Leaded fuel that is used for cars. The leaded fuel has high damaging affects on the environment and peoples health. Therefore through prioritisation now people use unleaded fuel which is less harmful to the environment.
hybrid Canada blog on Honda. It has very useful graphs from a Honda report.
3.2.10 Explain that life cycle analysis is targeted at particular product categories.
Life cycle analysis is targeted at products with a high environmental impact and in the global marketplace. It is then impossible for companies to argue that their products are being made uncompetitive. Life cycle analysis also targets companies with the resources to invest in R&D.
Life cycle analysis is becoming more conducted on car industry as can be seen from the Honda example. The automotive industry has a high environmental imapct at most stages of the life cycle.
3.2.11 Explain why life cycle analysis is not widely used in practice.
Life cycle analysis is not used for many products. However, in the re-innovation of the design of a product or its manufacture, specific aspects may be changed after considering the design objectives for green products. Thus the materials selected may be changed to make them more environmentally friendly, for example, wood from sustainable forests or the selection of a less toxic varnish. A product may be distributed differently or its packaging may be redesigned.
3.2.12 Describe the reasons for the introduction of eco-labelling schemes.
Ecolabelling is a environmental performance certification and labelling that is practised around the world.
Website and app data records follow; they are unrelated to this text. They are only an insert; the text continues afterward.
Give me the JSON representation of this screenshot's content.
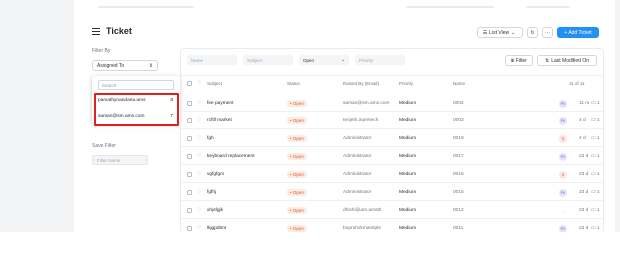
{
  "header": {
    "title": "Ticket",
    "list_view": "List View",
    "more": "···",
    "add": "+ Add Ticket",
    "refresh_icon": "↻"
  },
  "sidebar": {
    "filter_by": "Filter By",
    "assigned_to": "Assigned To",
    "search_placeholder": "Search",
    "options": [
      {
        "label": "parvathynandana.ams",
        "count": "8"
      },
      {
        "label": "saman@sm.ams.com",
        "count": "7"
      }
    ],
    "save_filter": "Save Filter",
    "filter_name_placeholder": "Filter Name"
  },
  "filters": {
    "name": "Name",
    "subject": "Subject",
    "status": "Open",
    "priority": "Priority",
    "filter_btn": "Filter",
    "sort_btn": "Last Modified On"
  },
  "table": {
    "headers": {
      "subject": "Subject",
      "status": "Status",
      "raised_by": "Raised By (Email)",
      "priority": "Priority",
      "name": "Name",
      "count": "11 of 11"
    },
    "rows": [
      {
        "subject": "fee payment",
        "status": "Open",
        "raised_by": "saman@sm.ams.com",
        "priority": "Medium",
        "name": "0004",
        "avatar": "PV",
        "time": "11 m",
        "comments": "1"
      },
      {
        "subject": "rcftll market",
        "status": "Open",
        "raised_by": "tenjeth.inpretech",
        "priority": "Medium",
        "name": "0003",
        "avatar": "PV",
        "time": "4 d",
        "comments": "1"
      },
      {
        "subject": "fgh",
        "status": "Open",
        "raised_by": "Administrator",
        "priority": "Medium",
        "name": "0019",
        "avatar": "S",
        "time": "4 d",
        "comments": "1"
      },
      {
        "subject": "keyboard replacement",
        "status": "Open",
        "raised_by": "Administrator",
        "priority": "Medium",
        "name": "0017",
        "avatar": "PV",
        "time": "23 d",
        "comments": "1"
      },
      {
        "subject": "vgfgfgm",
        "status": "Open",
        "raised_by": "Administrator",
        "priority": "Medium",
        "name": "0016",
        "avatar": "S",
        "time": "23 d",
        "comments": "1"
      },
      {
        "subject": "fgfhj",
        "status": "Open",
        "raised_by": "Administrator",
        "priority": "Medium",
        "name": "0015",
        "avatar": "PV",
        "time": "23 d",
        "comments": "1"
      },
      {
        "subject": "xhjsfgjk",
        "status": "Open",
        "raised_by": "dhishi@am.amsth",
        "priority": "Medium",
        "name": "0012",
        "avatar": "-",
        "time": "23 d",
        "comments": "1"
      },
      {
        "subject": "lkjgpdtmr",
        "status": "Open",
        "raised_by": "bnpruhvkmantiple",
        "priority": "Medium",
        "name": "0011",
        "avatar": "PV",
        "time": "23 d",
        "comments": "1"
      }
    ]
  },
  "colors": {
    "accent": "#2490ef",
    "highlight": "#e0201d",
    "status": "#e05f2a"
  }
}
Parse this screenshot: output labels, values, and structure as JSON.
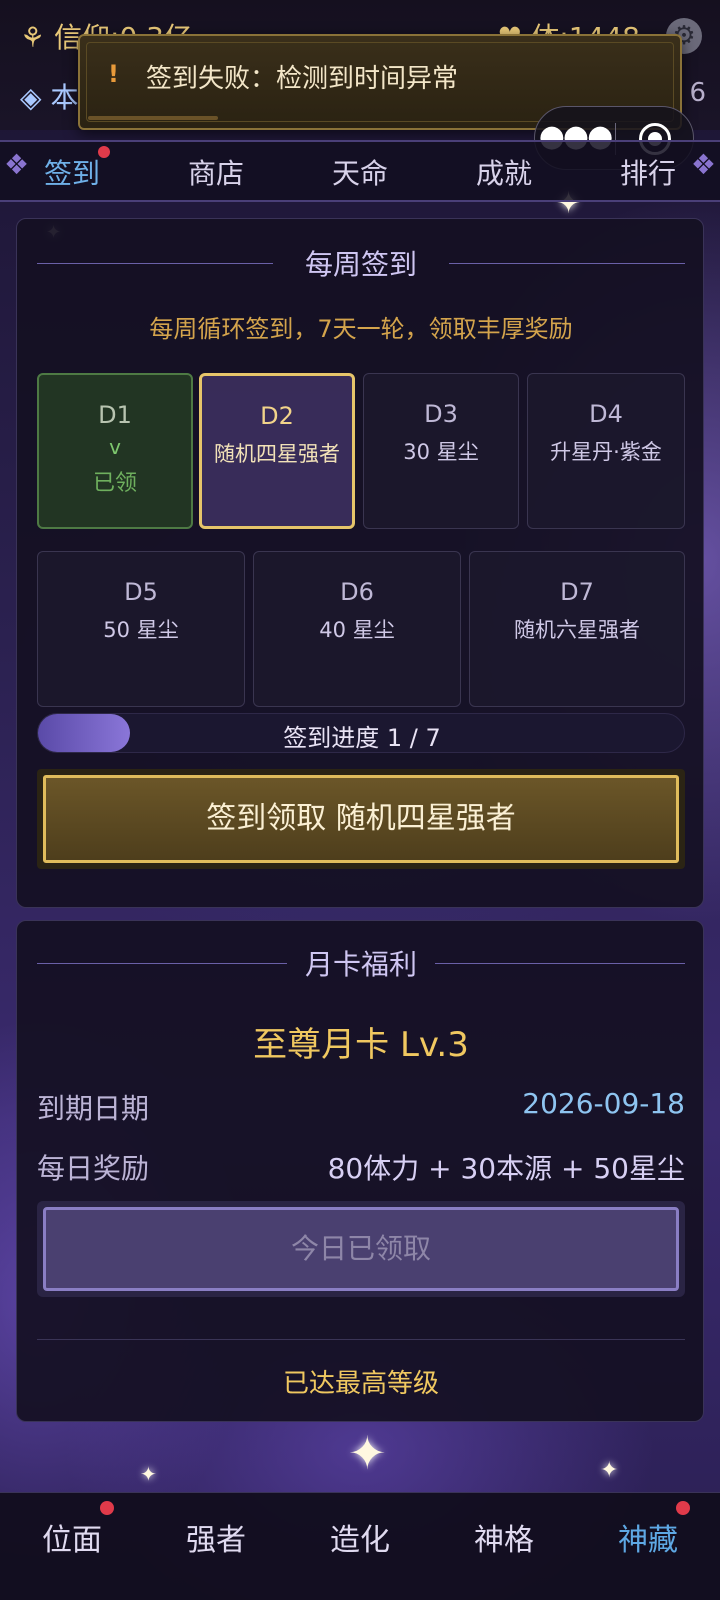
{
  "resources": {
    "faith": "信仰:0.3亿",
    "origin": "本",
    "stamina": "体:1448",
    "right_number": "6"
  },
  "toast": {
    "icon": "!",
    "message": "签到失败：检测到时间异常"
  },
  "capsule": {
    "more_icon": "more-dots-icon",
    "close_icon": "close-target-icon"
  },
  "tabs": [
    {
      "label": "签到",
      "active": true,
      "badge": true
    },
    {
      "label": "商店",
      "active": false,
      "badge": false
    },
    {
      "label": "天命",
      "active": false,
      "badge": false
    },
    {
      "label": "成就",
      "active": false,
      "badge": false
    },
    {
      "label": "排行",
      "active": false,
      "badge": false
    }
  ],
  "weekly": {
    "title": "每周签到",
    "subtitle": "每周循环签到，7天一轮，领取丰厚奖励",
    "days": [
      {
        "label": "D1",
        "check": "v",
        "status": "已领",
        "state": "claimed"
      },
      {
        "label": "D2",
        "reward": "随机四星强者",
        "state": "today"
      },
      {
        "label": "D3",
        "reward": "30 星尘",
        "state": "locked"
      },
      {
        "label": "D4",
        "reward": "升星丹·紫金",
        "state": "locked"
      },
      {
        "label": "D5",
        "reward": "50 星尘",
        "state": "locked"
      },
      {
        "label": "D6",
        "reward": "40 星尘",
        "state": "locked"
      },
      {
        "label": "D7",
        "reward": "随机六星强者",
        "state": "locked"
      }
    ],
    "progress_text": "签到进度  1 / 7",
    "progress_fraction": 0.143,
    "claim_button": "签到领取  随机四星强者"
  },
  "monthly": {
    "title": "月卡福利",
    "level": "至尊月卡 Lv.3",
    "expiry_label": "到期日期",
    "expiry_value": "2026-09-18",
    "daily_label": "每日奖励",
    "daily_value": "80体力 + 30本源 + 50星尘",
    "claimed_button": "今日已领取",
    "max_level_text": "已达最高等级"
  },
  "bottom_nav": [
    {
      "label": "位面",
      "active": false,
      "badge": true
    },
    {
      "label": "强者",
      "active": false,
      "badge": false
    },
    {
      "label": "造化",
      "active": false,
      "badge": false
    },
    {
      "label": "神格",
      "active": false,
      "badge": false
    },
    {
      "label": "神藏",
      "active": true,
      "badge": true
    }
  ],
  "colors": {
    "accent_gold": "#e6c56a",
    "active_blue": "#6fb0e8",
    "badge_red": "#e03a4a",
    "claimed_green": "#6fb05e"
  }
}
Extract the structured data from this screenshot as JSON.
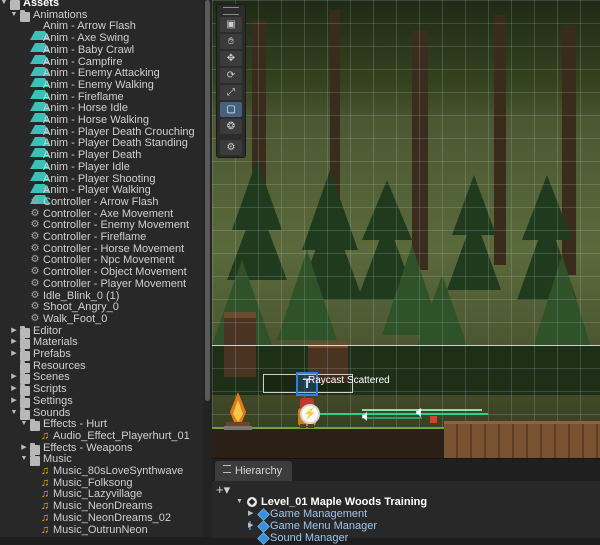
{
  "project": {
    "assets_label": "Assets",
    "animations_label": "Animations",
    "anims": [
      "Anim - Arrow Flash",
      "Anim - Axe Swing",
      "Anim - Baby Crawl",
      "Anim - Campfire",
      "Anim - Enemy Attacking",
      "Anim - Enemy Walking",
      "Anim - Fireflame",
      "Anim - Horse Idle",
      "Anim - Horse Walking",
      "Anim - Player Death Crouching",
      "Anim - Player Death Standing",
      "Anim - Player Death",
      "Anim - Player Idle",
      "Anim - Player Shooting",
      "Anim - Player Walking"
    ],
    "controllers": [
      "Controller - Arrow Flash",
      "Controller - Axe Movement",
      "Controller - Enemy Movement",
      "Controller - Fireflame",
      "Controller - Horse Movement",
      "Controller - Npc Movement",
      "Controller - Object Movement",
      "Controller - Player Movement",
      "Idle_Blink_0 (1)",
      "Shoot_Angry_0",
      "Walk_Foot_0"
    ],
    "folders": [
      "Editor",
      "Materials",
      "Prefabs",
      "Resources",
      "Scenes",
      "Scripts",
      "Settings",
      "Sounds"
    ],
    "effects_hurt_label": "Effects - Hurt",
    "effects_hurt_file": "Audio_Effect_Playerhurt_01",
    "effects_weapons_label": "Effects - Weapons",
    "music_label": "Music",
    "music_files": [
      "Music_80sLoveSynthwave",
      "Music_Folksong",
      "Music_Lazyvillage",
      "Music_NeonDreams",
      "Music_NeonDreams_02",
      "Music_OutrunNeon"
    ]
  },
  "scene": {
    "raycast_label": "Raycast Scattered",
    "tools": [
      "view-2d",
      "hand",
      "move",
      "rotate",
      "scale",
      "rect",
      "transform",
      "custom"
    ],
    "active_tool": "rect"
  },
  "hierarchy": {
    "tab_label": "Hierarchy",
    "add_label": "+▾",
    "scene_name": "Level_01 Maple Woods Training",
    "items": [
      "Game Management",
      "Game Menu Manager",
      "Sound Manager"
    ]
  },
  "colors": {
    "accent": "#3a8fd8",
    "anim_icon": "#3cc0b8",
    "audio_icon": "#e2ad23",
    "selection": "#46607f"
  }
}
An eco-label is a label which identifies overall environmental preference of a product or service within a specific product/service category based on life cycle considerations.
3.2.13 Explain how eco-labelling reflects life cycle analysis of certain product categories.
Product Category is the specific generic to which a good or service belongs; for example, while Fanta is a brand name, the product category to which it belongs is soft drinks or food and beverages.
Eco-labeling is when an unbiased organization (e.g. Eco trust) places a label on a product, certifying that the product under consideration is ecologically compatible. It is different from "green" stamps given or claims made by designers and manufacturers.
Eco labeling is to certify that a product is environmental friendly, and it shows that a product would have less negative impact on the environment, when getting rid of it. It has to be certified by a non-biased organization. As a result of that the life cycle of it would be different in a way that the end life would be recycling and during the process of recycling the environment won’t be affected negatively.
3.2.14 Compare the objectives of two different eco-labelling schemes.
Consider approaches to eco-labelling in Europe, Australia and the United States (US).
3.2.15 Explain how Eco-labelling and energy-labelling schemes can help consumers to compare potential purchases.
"Eco-labeling" is a method by which products are environmentally rated:
"Energy-labelling" show a products energy-efficiency and consumption
Bulleted list and italicised paragraphs are excerpted from Design Technology: guide. Cardiff Wales, UK: International Baccalaureate Organization, 2007.
Images are clickable links to its location.